What are an API and SPA and Why You Should Care
Learn why you might need an API but not an SPA.
Jan 10, 2020
There are numerous terms and abbreviations thrown around in many industries, and the internet is riddled with these abbreviations, they’re built directly in the code languages themselves. If you have a website or run an e-commerce platform you may or may not have heard of an SPA and an API. These terms, like many others in the industry, are tossed around and added into key discussions too often and simply for the sake of sounding more advanced than they really are. If your company has custom made software or is looking to integrate some new software into your business flow, you should be aware of what these terms mean and how they can impact your business.
Do I have an API?
API stands for Application Programming Interface, which is fundamentally the accessible portion of your application. There are many platforms out there which offer API access in order to integrate with their systems, so its very likely you already utilize or host some APIs in your business. These public facing components have various policies which dictate the best methods for authentication, and throttling usage. A term that often coincides with API is REST, meaning Representational State Transfer, in a nutshell, it’s a generalized format for building an API, which has become relatively ubiquitous to the process. The most popular use case for building an API is a desire to integrate your system with another. A key benefit to building a quality API is that they often require less maintenance than a full-stack application. They also provide a great backbone for building SPAs or mobile applications which integrate with your systems.
What’s a SPA?
SPA on the other hand stands for Single Page Application, which has become much more popular in the past few years. We all have experiences with SPA based web applications. These are applications which load data dynamically rather than by visiting new URLs in the browser. Though the URLs often change even when using SPA frameworks the actual content is loaded dynamically from an API. SPA frameworks became popular as a means of splitting work loads and focus for developers. Allowing backend engineers to focus on APIs and server components and allowing front-end developers to create entire applications which integrate with these APIs. They are a great toolset if you expect to have an API integrated throughout your business or the potential of having multiple Themes for your web applications. The challenge with building SPA based applications is that they often require focus and will increase a project’s budget. However, if your business needs long term solutions and wants to be able to expand into multiple platforms then a SPA based application can be a great step in that direction.

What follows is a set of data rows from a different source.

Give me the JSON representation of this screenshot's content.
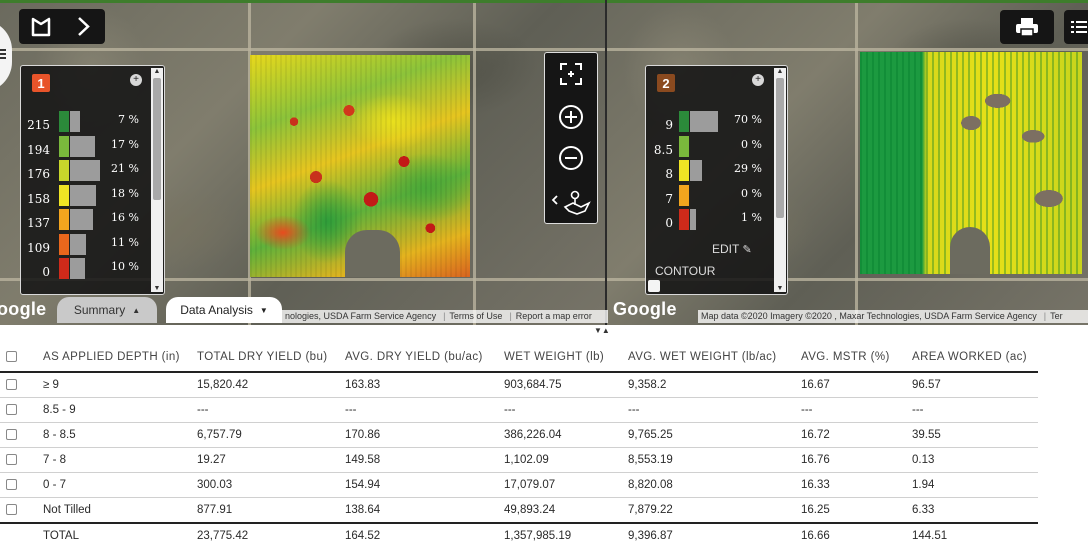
{
  "map_left": {
    "legend": {
      "badge": "1",
      "badge_color": "#e8542a",
      "rows": [
        {
          "label": "215",
          "pct": "7 %",
          "color": "#2b8a3a",
          "fraction": 0.07
        },
        {
          "label": "194",
          "pct": "17 %",
          "color": "#7ab83c",
          "fraction": 0.17
        },
        {
          "label": "176",
          "pct": "21 %",
          "color": "#c9d62b",
          "fraction": 0.21
        },
        {
          "label": "158",
          "pct": "18 %",
          "color": "#efe424",
          "fraction": 0.18
        },
        {
          "label": "137",
          "pct": "16 %",
          "color": "#f2a51e",
          "fraction": 0.16
        },
        {
          "label": "109",
          "pct": "11 %",
          "color": "#e9671c",
          "fraction": 0.11
        },
        {
          "label": "0",
          "pct": "10 %",
          "color": "#cf2a1a",
          "fraction": 0.1
        }
      ]
    },
    "google_label": "oogle",
    "tabs": {
      "summary": "Summary",
      "data_analysis": "Data Analysis"
    },
    "attribution": [
      "nologies, USDA Farm Service Agency",
      "Terms of Use",
      "Report a map error"
    ]
  },
  "map_right": {
    "legend": {
      "badge": "2",
      "badge_color": "#8a4a1f",
      "rows": [
        {
          "label": "9",
          "pct": "70 %",
          "color": "#2b8a3a",
          "fraction": 0.7
        },
        {
          "label": "8.5",
          "pct": "0 %",
          "color": "#7ab83c",
          "fraction": 0.0
        },
        {
          "label": "8",
          "pct": "29 %",
          "color": "#efe424",
          "fraction": 0.29
        },
        {
          "label": "7",
          "pct": "0 %",
          "color": "#f2a51e",
          "fraction": 0.0
        },
        {
          "label": "0",
          "pct": "1 %",
          "color": "#cf2a1a",
          "fraction": 0.01
        }
      ],
      "edit_label": "EDIT",
      "contour_label": "CONTOUR"
    },
    "google_label": "Google",
    "attribution": [
      "Map data ©2020 Imagery ©2020 , Maxar Technologies, USDA Farm Service Agency",
      "Ter"
    ]
  },
  "icons": {
    "field_icon": "field-outline-icon",
    "next_icon": "chevron-right-icon",
    "print_icon": "printer-icon",
    "list_icon": "list-icon",
    "fullscreen_icon": "fullscreen-icon",
    "zoom_in_icon": "zoom-in-icon",
    "zoom_out_icon": "zoom-out-icon",
    "layers_icon": "map-layers-icon"
  },
  "table": {
    "headers": [
      "AS APPLIED DEPTH (in)",
      "TOTAL DRY YIELD (bu)",
      "AVG. DRY YIELD (bu/ac)",
      "WET WEIGHT (lb)",
      "AVG. WET WEIGHT (lb/ac)",
      "AVG. MSTR (%)",
      "AREA WORKED (ac)"
    ],
    "rows": [
      [
        "≥ 9",
        "15,820.42",
        "163.83",
        "903,684.75",
        "9,358.2",
        "16.67",
        "96.57"
      ],
      [
        "8.5 - 9",
        "---",
        "---",
        "---",
        "---",
        "---",
        "---"
      ],
      [
        "8 - 8.5",
        "6,757.79",
        "170.86",
        "386,226.04",
        "9,765.25",
        "16.72",
        "39.55"
      ],
      [
        "7 - 8",
        "19.27",
        "149.58",
        "1,102.09",
        "8,553.19",
        "16.76",
        "0.13"
      ],
      [
        "0 - 7",
        "300.03",
        "154.94",
        "17,079.07",
        "8,820.08",
        "16.33",
        "1.94"
      ],
      [
        "Not Tilled",
        "877.91",
        "138.64",
        "49,893.24",
        "7,879.22",
        "16.25",
        "6.33"
      ]
    ],
    "total": [
      "TOTAL",
      "23,775.42",
      "164.52",
      "1,357,985.19",
      "9,396.87",
      "16.66",
      "144.51"
    ]
  }
}
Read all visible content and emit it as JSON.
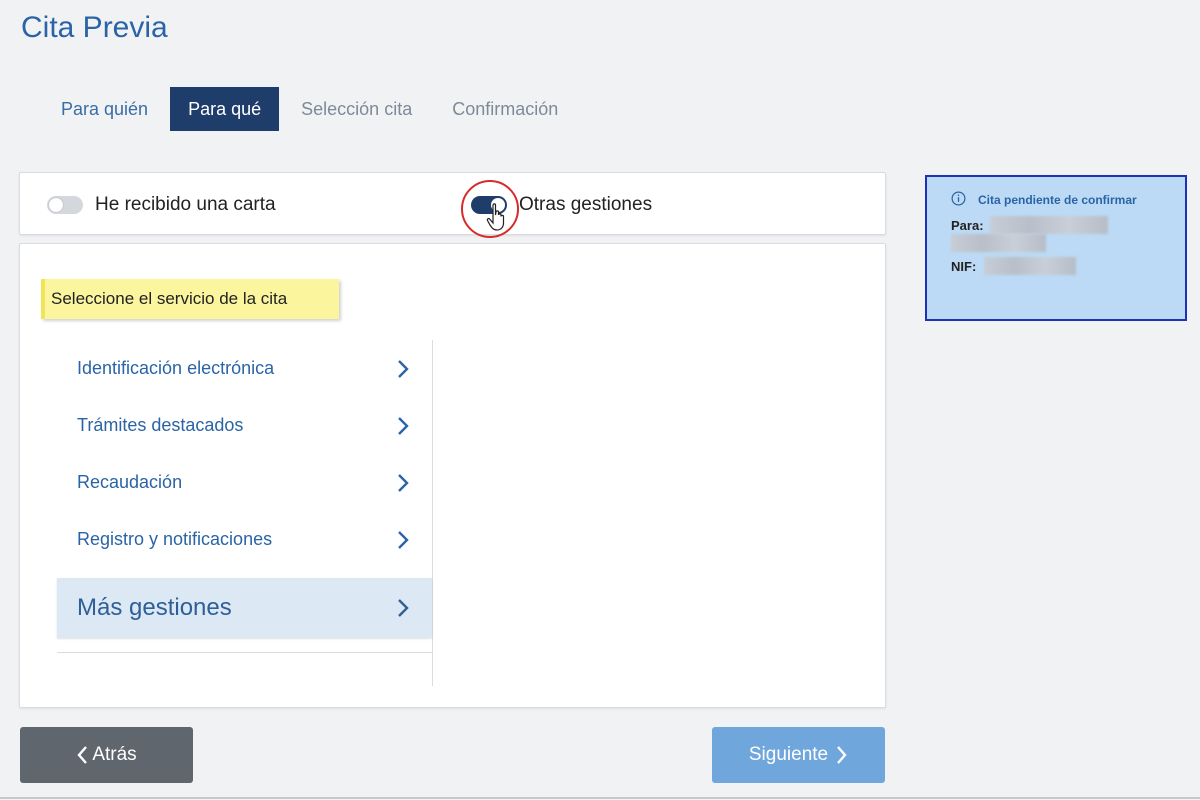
{
  "header": {
    "title": "Cita Previa"
  },
  "steps": [
    {
      "label": "Para quién",
      "state": "done"
    },
    {
      "label": "Para qué",
      "state": "active"
    },
    {
      "label": "Selección cita",
      "state": "future"
    },
    {
      "label": "Confirmación",
      "state": "future"
    }
  ],
  "toggles": {
    "letter": {
      "label": "He recibido una carta",
      "on": false
    },
    "other": {
      "label": "Otras gestiones",
      "on": true
    }
  },
  "hint": "Seleccione el servicio de la cita",
  "menu": {
    "items": [
      {
        "label": "Identificación electrónica",
        "icon": "chevron-right-icon"
      },
      {
        "label": "Trámites destacados",
        "icon": "chevron-right-icon"
      },
      {
        "label": "Recaudación",
        "icon": "chevron-right-icon"
      },
      {
        "label": "Registro y notificaciones",
        "icon": "chevron-right-icon"
      },
      {
        "label": "Más gestiones",
        "icon": "chevron-right-icon",
        "selected": true
      }
    ]
  },
  "info_box": {
    "heading": "Cita pendiente de confirmar",
    "para_label": "Para:",
    "nif_label": "NIF:",
    "icon": "info-icon"
  },
  "buttons": {
    "back": "Atrás",
    "next": "Siguiente"
  },
  "colors": {
    "brand": "#2a64a6",
    "active_step": "#1f3d6b",
    "hint_bg": "#fbf59d",
    "info_bg": "#bcdaf5",
    "info_border": "#1c33b8",
    "back_btn": "#5f666d",
    "next_btn": "#6fa6dc",
    "highlight_ring": "#d62b2b"
  }
}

Building applications with full stack frameworks is incredibly common, and is in most cases the status quo. Though there are many use cases for building both APIs and SPAs there is nothing saying you cannot build a full stack application and then add on an API and an SPA app which integrate with it. The key argument in building platforms with APIs and SPAs is avoiding the idea of monolithic applications which are complex full stack applications which have many overlapping responsibilities. As mentioned there are use cases for these components but understanding what they are and what your business wants to do over time is crucial to deciding if they are the right tools for you. If you’re in the market to build onto your technological stack or are looking for new ways to improve your business’s workflow, we’re just an email away.By: Matt Lantz
Edited By: Philip Psutka